Rule #2) No medieval professions (again, a more personal one). I know names like Cooper, Carter, and Fletcher have become quite popular, but where will it end? Cobbler? Tinker? Serf? Townwhore?

Rule #3) No nouns that are linked to personality traits. You just know little Joy will be a miserable child, little Hope will be despondent, little Charity will be selfish, and... I think we all know what will become of little Chastity. And speaking of little Chastity...

Rule #4) No stripper names. Why on earth would you name your child 'Candy' (Candace is fine), 'Destiny' or 'Cookie', when you know they'll end up giving lap dances for a living? Okay, most people who give their children these names are probably strippers themselves...

Rule #5) Last names as first names only if you can find them on your family tree. I have to admit, I am quite a fan of the 'last names as first names' trend, but only when it applies to your own family. Don't name your kid 'MacKenzie' unless somewhere in your ancestry you were part of the clan. And for the love of God, please don't spell it 'Makynzee'.

Rule #6) No 'yooneek' spellings. Your child's name will still sound the same (once people have figured it out), and then she'll be just another 'Emma', even if you spell it 'Ehmah'. Different spellings for similar names in other languages are, however, perfectly acceptable.

Rule #7) No abandoning your cultural/ethnic background. If you are pasty white, and your husband is pasty white, do not name your little girl Ebony (unless she's adopted). It might be a pretty name, but she'll have to spend her whole life explaining that her parents were being ironic. Same goes for some Brazilians who, inexplicably, name their children things like 'Washington' and (this one's a doozy!) Waltdisney (though I think they might spell it 'Ualtdisni')... fala serio! I'm not even going to get into how weird that is.

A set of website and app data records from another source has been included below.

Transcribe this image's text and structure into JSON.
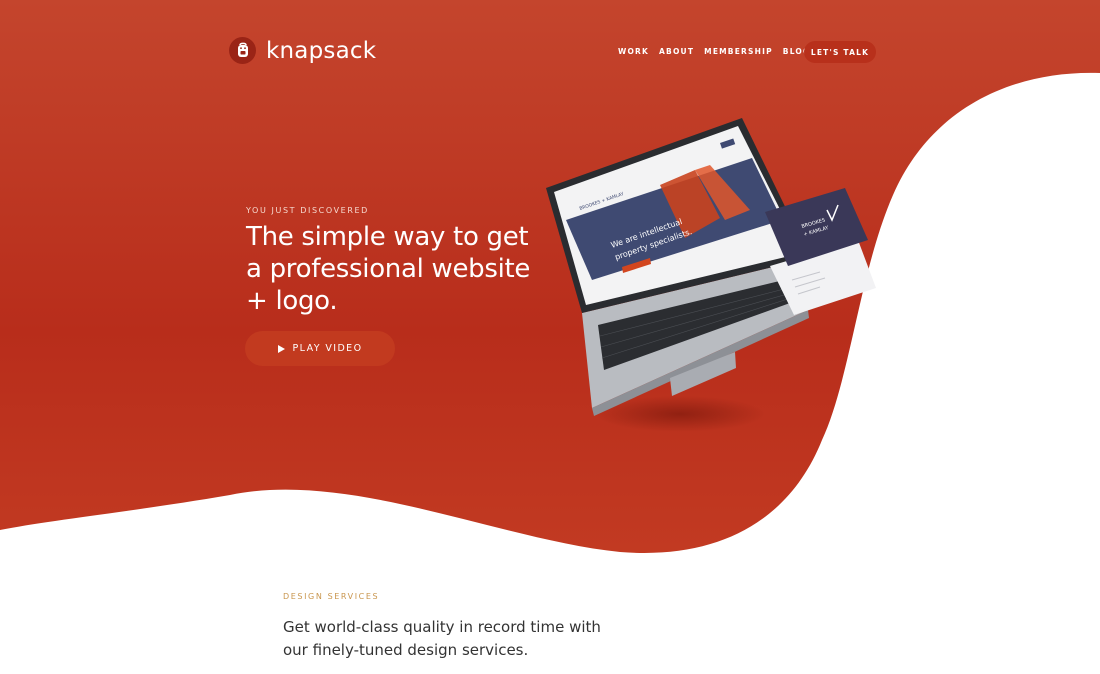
{
  "brand": {
    "name": "knapsack",
    "logo_icon": "backpack-icon"
  },
  "nav": {
    "items": [
      "WORK",
      "ABOUT",
      "MEMBERSHIP",
      "BLOG"
    ],
    "cta": "LET'S TALK"
  },
  "hero": {
    "eyebrow": "YOU JUST DISCOVERED",
    "headline": "The simple way to get a professional website + logo.",
    "play_label": "PLAY VIDEO",
    "play_icon": "play-icon"
  },
  "mockup": {
    "brand": "BROOKES + KAMLAY",
    "screen_heading_1": "We are intellectual",
    "screen_heading_2": "property specialists."
  },
  "services": {
    "eyebrow": "DESIGN SERVICES",
    "text": "Get world-class quality in record time with our finely-tuned design services."
  },
  "colors": {
    "hero_red": "#bf3b22",
    "accent_gold": "#c9964e",
    "button_red": "#c23a1f",
    "card_navy": "#3a3858"
  }
}
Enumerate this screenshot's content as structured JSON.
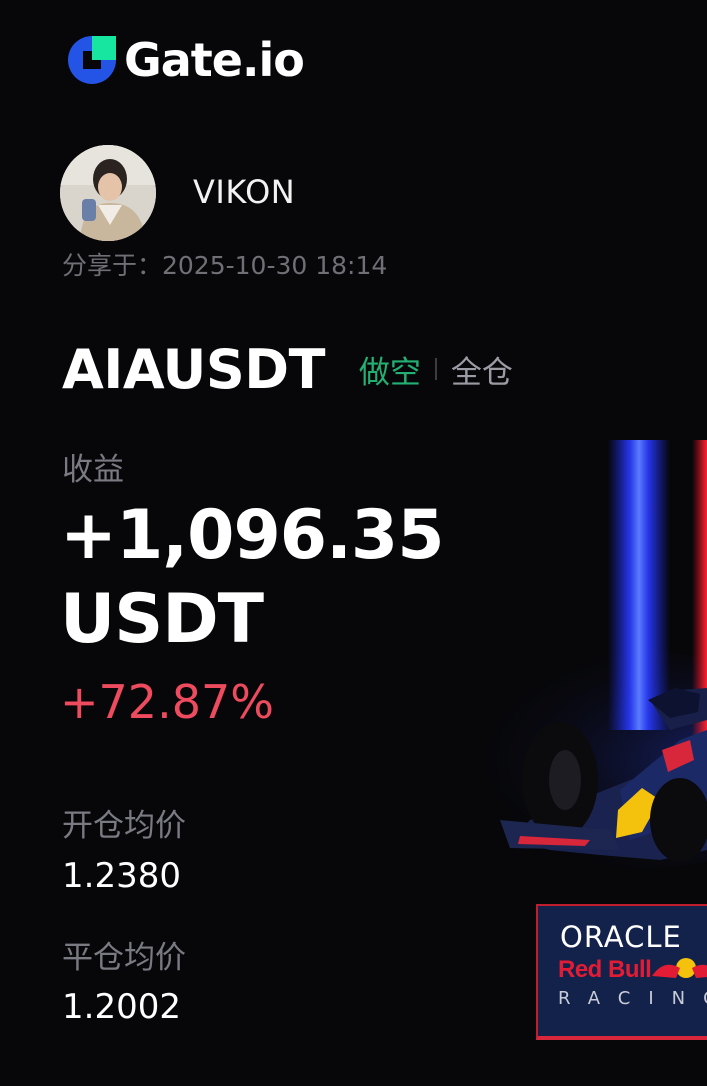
{
  "brand": {
    "name": "Gate.io",
    "colors": {
      "mark_blue": "#2354e6",
      "mark_green": "#17e6a1"
    }
  },
  "profile": {
    "username": "VIKON",
    "avatar_icon": "user-photo"
  },
  "share": {
    "text": "分享于：2025-10-30 18:14"
  },
  "position": {
    "pair": "AIAUSDT",
    "side": "做空",
    "margin_mode": "全仓"
  },
  "pnl": {
    "label": "收益",
    "value": "+1,096.35",
    "unit": "USDT",
    "percent": "+72.87%"
  },
  "prices": {
    "entry_label": "开仓均价",
    "entry_value": "1.2380",
    "close_label": "平仓均价",
    "close_value": "1.2002"
  },
  "sponsor": {
    "line1": "ORACLE",
    "line2": "Red Bull",
    "line3": "RACING"
  },
  "colors": {
    "short": "#23b073",
    "profit": "#ee4b5e",
    "muted": "#7a7a82",
    "background": "#07070a"
  }
}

Rule #8) You don't live in the Lord of the Rings series. Please stop naming your children 'Gwenevere Finevere Elthwith Tinklebottom' or anything else that makes them sound like a hobbit.

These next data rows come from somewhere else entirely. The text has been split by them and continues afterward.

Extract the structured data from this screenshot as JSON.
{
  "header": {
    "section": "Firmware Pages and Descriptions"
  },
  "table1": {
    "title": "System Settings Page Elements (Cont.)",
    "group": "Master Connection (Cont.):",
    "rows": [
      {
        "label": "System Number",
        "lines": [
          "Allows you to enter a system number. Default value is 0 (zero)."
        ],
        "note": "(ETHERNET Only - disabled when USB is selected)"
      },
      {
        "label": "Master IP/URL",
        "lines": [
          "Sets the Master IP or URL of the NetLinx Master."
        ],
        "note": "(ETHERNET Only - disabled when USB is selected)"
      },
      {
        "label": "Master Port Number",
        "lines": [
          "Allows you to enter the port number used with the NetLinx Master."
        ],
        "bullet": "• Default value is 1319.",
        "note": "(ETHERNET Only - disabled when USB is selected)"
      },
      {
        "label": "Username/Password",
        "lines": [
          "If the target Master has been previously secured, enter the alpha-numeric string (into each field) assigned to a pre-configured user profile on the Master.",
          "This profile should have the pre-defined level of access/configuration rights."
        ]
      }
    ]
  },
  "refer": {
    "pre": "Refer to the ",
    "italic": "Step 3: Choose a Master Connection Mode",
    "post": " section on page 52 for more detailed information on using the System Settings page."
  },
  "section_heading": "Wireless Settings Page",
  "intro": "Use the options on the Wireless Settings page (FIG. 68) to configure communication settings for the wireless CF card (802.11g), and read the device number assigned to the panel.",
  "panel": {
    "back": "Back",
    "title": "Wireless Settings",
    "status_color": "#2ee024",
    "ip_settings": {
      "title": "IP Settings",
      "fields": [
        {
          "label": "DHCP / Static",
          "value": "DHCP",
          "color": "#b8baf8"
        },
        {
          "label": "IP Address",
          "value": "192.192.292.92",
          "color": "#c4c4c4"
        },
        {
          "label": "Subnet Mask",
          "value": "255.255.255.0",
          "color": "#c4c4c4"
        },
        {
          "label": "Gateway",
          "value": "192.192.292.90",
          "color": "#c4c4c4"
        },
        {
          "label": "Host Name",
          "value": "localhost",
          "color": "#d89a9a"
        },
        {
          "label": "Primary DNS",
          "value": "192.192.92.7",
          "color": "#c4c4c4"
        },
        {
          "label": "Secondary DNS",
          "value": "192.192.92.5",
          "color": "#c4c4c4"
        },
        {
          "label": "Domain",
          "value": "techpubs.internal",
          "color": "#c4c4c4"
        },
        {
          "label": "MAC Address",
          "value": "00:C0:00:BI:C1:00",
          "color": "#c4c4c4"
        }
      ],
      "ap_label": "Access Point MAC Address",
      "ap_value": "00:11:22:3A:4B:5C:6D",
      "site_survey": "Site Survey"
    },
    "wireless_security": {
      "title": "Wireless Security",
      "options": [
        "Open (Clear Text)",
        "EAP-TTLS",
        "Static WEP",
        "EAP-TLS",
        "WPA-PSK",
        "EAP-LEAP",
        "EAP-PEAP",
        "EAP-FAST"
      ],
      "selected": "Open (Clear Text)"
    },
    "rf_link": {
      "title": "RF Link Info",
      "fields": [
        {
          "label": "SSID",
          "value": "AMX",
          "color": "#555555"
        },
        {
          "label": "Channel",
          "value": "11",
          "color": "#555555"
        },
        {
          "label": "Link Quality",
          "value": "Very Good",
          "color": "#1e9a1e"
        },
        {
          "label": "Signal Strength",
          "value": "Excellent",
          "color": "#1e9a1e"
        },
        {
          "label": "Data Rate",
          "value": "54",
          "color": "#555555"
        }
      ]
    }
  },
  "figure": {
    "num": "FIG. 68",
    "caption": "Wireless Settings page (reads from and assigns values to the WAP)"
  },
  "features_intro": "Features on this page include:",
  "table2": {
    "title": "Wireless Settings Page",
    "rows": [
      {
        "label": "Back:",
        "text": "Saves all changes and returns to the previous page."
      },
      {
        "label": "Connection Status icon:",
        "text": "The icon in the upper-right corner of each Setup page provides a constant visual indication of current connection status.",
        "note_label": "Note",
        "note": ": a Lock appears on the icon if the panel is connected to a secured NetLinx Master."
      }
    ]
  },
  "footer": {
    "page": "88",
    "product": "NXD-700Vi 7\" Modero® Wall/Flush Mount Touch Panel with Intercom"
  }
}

Rule #9) No place names that aren't already established people names. Names like Devon, Paris and Virginia have all been human names for a long time. However, if you choose to name your kid 'Tokyo' or 'Vancouver' we're all going to assume it's because that's where the little one was conceived. And no one wants that mental image.

Rule #10) No combo names. Your kid isn't a meal deal at McDonald's, so don't give him a combo name. Double names are fine (these are just two names put together, sometimes with a hyphen), but it's a bit silly to take two names, lop off half of each, and stick them together. I don't care if you like both names, or if they're both names that have meaning to you. When you perform DIY on names, it sounds just as silly as when you do it with random words. ('Deotamin' is, like, a totally masculine name! I made it up by combining deodorant and vitamin!) Plus it makes your kid sound like a celebrity couple.


Evelyn said...

V. enjoyable -- people came to see what I was laughing about.

Seen recently on a class list of 13-year-olds -- "Reef" (presumably male, but no information either way). Why stop there? Why not other geographical features like Peak or Butte? Lake or Inlet? Something pretentious-sounding like Archipelago or unpronounceable like Isthmus?

There is endless fun in this topic.

jenanne said...

this is a very thorough list! & i thank you for it. (i hate the unique spelling trend... IT ALL SOUNDS THE SAME, PEOPLE. & ENGLISH SPELLING IS COMPLEX ENOUGH ALREADY!)

however, i must admit that technically my name is a combination. i was named for a friend of my mother's, whose grandmothers were called jennifer & anne, thus making 'jenanne'. though i lack a hyphen, so maybe i am not violating the rules? ;)